Routine checks and maintenance

Sunlit Houseplant With Yellow Leaves

A plant check-up doesn’t need an appointment. Make it a habit to inspect your leafy friends. Look out for yellow flags or unwanted pests. Your plants will thank you for it!

Importance of repotting and refreshing soil

Think of repotting as giving your plant a new pair of shoes. It’s essential for growth, comfort, and of course, style. Fresh soil brings new nutrients, and more space allows roots to stretch and breathe. Want to know more about how often to refresh the vibe?
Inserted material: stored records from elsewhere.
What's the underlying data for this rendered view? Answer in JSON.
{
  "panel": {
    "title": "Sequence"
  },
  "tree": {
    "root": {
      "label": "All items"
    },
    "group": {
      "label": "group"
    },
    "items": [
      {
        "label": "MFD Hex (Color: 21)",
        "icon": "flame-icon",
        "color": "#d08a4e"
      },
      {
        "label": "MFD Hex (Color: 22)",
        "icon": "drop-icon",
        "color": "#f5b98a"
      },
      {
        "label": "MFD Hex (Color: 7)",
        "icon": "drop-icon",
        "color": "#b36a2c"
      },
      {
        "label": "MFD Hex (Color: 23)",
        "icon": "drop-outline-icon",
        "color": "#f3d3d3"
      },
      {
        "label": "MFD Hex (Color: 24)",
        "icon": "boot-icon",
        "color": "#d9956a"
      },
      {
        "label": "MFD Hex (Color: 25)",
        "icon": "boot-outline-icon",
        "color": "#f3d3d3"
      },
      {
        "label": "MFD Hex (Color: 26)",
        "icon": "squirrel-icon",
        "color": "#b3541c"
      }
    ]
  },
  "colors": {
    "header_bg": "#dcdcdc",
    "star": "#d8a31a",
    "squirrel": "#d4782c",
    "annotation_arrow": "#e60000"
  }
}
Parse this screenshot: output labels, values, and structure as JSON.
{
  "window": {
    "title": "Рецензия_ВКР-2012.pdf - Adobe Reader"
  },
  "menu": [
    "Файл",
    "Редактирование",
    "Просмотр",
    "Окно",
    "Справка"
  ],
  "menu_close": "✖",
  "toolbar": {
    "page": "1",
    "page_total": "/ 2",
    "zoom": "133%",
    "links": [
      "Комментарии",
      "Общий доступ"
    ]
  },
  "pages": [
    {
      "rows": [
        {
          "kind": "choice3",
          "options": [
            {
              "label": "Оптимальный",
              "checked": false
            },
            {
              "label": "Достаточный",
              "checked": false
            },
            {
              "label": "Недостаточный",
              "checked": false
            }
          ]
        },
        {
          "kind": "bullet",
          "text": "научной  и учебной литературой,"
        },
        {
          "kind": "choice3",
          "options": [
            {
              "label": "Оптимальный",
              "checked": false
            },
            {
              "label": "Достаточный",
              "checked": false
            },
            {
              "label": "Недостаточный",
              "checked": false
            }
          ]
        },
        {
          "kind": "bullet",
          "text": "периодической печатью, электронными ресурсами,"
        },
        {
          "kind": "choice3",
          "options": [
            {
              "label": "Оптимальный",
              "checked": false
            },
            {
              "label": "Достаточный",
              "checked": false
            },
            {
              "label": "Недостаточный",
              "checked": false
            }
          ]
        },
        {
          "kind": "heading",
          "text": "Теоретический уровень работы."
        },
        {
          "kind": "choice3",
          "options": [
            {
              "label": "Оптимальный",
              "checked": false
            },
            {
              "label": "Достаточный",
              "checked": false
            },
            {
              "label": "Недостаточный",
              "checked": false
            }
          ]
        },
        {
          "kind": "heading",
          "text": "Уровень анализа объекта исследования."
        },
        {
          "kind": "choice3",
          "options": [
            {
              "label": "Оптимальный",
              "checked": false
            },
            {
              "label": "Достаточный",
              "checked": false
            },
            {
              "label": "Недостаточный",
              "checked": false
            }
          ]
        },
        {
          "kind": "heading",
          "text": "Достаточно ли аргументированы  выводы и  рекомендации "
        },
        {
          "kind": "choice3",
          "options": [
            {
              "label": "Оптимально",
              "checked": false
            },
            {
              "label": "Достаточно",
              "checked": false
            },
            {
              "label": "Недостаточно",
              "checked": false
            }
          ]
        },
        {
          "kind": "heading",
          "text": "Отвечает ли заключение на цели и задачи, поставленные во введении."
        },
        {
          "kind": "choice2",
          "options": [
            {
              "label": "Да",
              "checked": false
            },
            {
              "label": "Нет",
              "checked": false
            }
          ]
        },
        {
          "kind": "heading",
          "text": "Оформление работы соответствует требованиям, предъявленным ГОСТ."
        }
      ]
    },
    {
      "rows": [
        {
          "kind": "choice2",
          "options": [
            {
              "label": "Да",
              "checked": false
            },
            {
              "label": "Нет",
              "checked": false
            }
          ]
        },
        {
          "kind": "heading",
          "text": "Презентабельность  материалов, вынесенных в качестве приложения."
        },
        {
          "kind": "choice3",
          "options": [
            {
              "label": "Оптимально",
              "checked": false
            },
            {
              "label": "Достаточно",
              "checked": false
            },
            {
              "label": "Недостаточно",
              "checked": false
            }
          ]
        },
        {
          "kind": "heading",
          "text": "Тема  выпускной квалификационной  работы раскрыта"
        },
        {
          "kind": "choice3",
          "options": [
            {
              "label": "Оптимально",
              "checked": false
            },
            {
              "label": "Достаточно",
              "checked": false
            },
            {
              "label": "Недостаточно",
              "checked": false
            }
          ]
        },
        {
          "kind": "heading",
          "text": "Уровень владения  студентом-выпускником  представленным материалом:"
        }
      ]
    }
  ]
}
Dive deep into the science behind yellowing leaves.

Close-Up Of Yellowing Houseplant Leaves

Frequently Asked Questions

What Causes Yellow Leaves On Houseplants?

The primary causes are often environmental stresses, pests, diseases, and improper care routines.

How does improper lighting affect my plant’s leaves?

Incorrect lighting can cause plants to become stressed, leading to yellow or brown leaves.

Is over-watering a common culprit?

Yes, over-watering can lead to waterlogged soil and root rot, which often results in yellow leaves.

Can pests lead to the yellowing of the leaves?

Absolutely! Pests like aphids and spider mites can drain the nutrients, causing the leaves to yellow.

Do all plants respond the same way to stress?

No, different plants have unique responses to stress, but yellowing is a common indicator across many species.

How often should I check my plant for signs of stress?

It’s advisable to check your plant at least once a week, if not more frequently.

Can repotting help my yellowing plant?

Yes, repotting can refresh the soil, provide more space for roots, and often revive a stressed plant.


Caring for houseplants can be a delightful journey, but every plant parent, at some point, has to deal with the perplexing question: What Causes Yellow Leaves On Houseplants? As we’ve discovered, it’s often a mix of environmental factors, pests, and care routines. Remember, every leaf tells a story. And with the right care, your plants can thrive, painting your rental home with vibrant shades of green.

Thank you for reading!